Top of PROVIDED INFORMATION

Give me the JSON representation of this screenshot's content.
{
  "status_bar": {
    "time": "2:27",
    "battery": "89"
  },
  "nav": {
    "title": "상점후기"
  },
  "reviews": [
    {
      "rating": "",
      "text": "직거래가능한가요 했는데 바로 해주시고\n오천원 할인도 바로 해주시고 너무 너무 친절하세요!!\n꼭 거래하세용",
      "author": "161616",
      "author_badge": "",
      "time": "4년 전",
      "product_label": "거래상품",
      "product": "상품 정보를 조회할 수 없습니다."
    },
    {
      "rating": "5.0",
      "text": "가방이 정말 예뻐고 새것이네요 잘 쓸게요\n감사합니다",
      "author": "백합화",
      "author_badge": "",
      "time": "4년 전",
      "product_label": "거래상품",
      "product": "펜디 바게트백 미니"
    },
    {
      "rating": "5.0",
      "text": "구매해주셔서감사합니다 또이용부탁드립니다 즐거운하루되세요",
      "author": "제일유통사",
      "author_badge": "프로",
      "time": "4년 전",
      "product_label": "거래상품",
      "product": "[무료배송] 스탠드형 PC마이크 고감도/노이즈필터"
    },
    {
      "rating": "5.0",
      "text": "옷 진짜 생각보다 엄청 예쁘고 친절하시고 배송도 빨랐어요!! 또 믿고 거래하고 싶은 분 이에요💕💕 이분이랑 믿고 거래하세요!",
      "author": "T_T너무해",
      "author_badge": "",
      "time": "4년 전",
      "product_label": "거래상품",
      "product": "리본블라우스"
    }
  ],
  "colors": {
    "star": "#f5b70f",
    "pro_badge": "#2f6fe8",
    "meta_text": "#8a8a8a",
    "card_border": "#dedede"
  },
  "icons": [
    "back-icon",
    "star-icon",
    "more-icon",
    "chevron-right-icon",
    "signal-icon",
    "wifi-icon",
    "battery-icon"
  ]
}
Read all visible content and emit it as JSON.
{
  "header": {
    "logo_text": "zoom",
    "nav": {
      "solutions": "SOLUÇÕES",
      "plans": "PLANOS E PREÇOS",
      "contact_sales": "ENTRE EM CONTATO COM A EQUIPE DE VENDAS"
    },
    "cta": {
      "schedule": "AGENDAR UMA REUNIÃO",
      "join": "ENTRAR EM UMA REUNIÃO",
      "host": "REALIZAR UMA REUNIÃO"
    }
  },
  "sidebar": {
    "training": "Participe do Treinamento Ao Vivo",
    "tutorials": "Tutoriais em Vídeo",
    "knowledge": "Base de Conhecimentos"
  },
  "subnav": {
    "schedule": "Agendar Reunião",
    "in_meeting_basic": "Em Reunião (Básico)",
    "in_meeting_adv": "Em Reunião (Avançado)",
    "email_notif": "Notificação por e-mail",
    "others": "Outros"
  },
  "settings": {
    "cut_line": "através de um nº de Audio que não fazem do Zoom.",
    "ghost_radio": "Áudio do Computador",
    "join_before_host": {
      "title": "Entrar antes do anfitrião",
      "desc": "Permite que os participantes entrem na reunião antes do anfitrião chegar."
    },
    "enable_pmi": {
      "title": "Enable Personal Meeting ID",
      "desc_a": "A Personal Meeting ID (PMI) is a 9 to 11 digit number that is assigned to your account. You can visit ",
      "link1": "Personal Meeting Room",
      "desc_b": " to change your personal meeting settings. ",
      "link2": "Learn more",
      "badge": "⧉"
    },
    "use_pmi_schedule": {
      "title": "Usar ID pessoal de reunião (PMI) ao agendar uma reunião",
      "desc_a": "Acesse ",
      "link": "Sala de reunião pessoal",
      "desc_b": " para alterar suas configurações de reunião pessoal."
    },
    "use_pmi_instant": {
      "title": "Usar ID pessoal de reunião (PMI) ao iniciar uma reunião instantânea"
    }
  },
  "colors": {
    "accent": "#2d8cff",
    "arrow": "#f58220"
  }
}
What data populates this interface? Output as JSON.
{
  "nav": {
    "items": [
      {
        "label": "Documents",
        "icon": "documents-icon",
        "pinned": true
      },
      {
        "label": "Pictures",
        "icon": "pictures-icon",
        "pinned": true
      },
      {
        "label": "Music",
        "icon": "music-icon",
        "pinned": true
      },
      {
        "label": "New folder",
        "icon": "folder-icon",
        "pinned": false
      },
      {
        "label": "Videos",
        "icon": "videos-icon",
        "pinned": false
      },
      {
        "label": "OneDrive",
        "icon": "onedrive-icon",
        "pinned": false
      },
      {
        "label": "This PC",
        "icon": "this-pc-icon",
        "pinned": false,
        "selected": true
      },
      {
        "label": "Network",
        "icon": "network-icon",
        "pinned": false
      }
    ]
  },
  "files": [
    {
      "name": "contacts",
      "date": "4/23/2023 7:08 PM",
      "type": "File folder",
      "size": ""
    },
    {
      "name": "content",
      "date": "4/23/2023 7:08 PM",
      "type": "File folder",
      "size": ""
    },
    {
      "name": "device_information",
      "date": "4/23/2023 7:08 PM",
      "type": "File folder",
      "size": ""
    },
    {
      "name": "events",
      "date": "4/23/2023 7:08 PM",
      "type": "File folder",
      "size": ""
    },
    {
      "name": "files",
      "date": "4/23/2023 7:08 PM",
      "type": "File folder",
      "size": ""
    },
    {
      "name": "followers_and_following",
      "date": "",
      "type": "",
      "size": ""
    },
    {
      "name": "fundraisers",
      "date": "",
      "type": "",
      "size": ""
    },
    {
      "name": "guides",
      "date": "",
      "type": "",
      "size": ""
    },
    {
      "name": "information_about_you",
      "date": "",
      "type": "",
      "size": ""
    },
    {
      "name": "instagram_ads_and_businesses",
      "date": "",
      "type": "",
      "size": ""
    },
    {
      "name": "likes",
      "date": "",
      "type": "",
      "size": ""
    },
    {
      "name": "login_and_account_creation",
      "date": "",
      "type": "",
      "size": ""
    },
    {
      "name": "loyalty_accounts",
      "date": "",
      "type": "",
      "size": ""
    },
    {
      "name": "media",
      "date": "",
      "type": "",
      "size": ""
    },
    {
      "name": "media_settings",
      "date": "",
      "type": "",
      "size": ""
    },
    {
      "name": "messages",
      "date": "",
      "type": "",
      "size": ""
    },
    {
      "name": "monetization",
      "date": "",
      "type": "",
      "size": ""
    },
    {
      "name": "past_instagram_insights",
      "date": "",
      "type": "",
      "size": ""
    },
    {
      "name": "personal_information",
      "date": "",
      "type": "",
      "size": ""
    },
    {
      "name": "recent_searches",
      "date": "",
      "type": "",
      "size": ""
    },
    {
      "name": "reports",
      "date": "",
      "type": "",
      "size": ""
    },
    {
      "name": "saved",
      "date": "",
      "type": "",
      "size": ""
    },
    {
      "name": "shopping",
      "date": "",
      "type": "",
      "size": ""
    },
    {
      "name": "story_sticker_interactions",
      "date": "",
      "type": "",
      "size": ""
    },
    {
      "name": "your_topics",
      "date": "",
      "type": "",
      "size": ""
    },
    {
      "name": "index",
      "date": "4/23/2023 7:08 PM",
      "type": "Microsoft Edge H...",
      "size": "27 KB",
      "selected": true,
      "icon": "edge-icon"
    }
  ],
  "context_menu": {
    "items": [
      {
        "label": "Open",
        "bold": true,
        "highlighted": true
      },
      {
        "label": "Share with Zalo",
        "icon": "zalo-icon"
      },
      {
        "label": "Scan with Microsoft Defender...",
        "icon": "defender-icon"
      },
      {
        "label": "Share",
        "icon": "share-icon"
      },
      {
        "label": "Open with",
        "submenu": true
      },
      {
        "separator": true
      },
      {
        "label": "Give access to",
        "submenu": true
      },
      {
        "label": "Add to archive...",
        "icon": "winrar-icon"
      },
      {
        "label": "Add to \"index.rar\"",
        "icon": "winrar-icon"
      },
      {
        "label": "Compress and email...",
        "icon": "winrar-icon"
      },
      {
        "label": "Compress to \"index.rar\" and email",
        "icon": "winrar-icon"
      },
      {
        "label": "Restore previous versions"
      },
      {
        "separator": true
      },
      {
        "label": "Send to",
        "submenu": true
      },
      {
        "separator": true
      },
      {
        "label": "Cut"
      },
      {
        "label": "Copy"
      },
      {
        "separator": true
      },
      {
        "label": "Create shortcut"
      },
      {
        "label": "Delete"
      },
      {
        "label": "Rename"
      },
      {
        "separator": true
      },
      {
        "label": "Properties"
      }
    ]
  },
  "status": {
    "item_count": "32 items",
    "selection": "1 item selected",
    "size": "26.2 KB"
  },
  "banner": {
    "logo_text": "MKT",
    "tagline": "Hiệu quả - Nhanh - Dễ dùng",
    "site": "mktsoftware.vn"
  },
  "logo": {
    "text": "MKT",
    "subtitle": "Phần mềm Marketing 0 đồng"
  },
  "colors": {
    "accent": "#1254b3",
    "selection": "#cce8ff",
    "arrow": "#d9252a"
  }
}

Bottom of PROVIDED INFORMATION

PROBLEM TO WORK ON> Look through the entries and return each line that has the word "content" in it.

PROBLEM SOLUTION>
Give me the JSON representation of this screenshot's content.
Read all visible content and emit it as JSON.
      "name": "content",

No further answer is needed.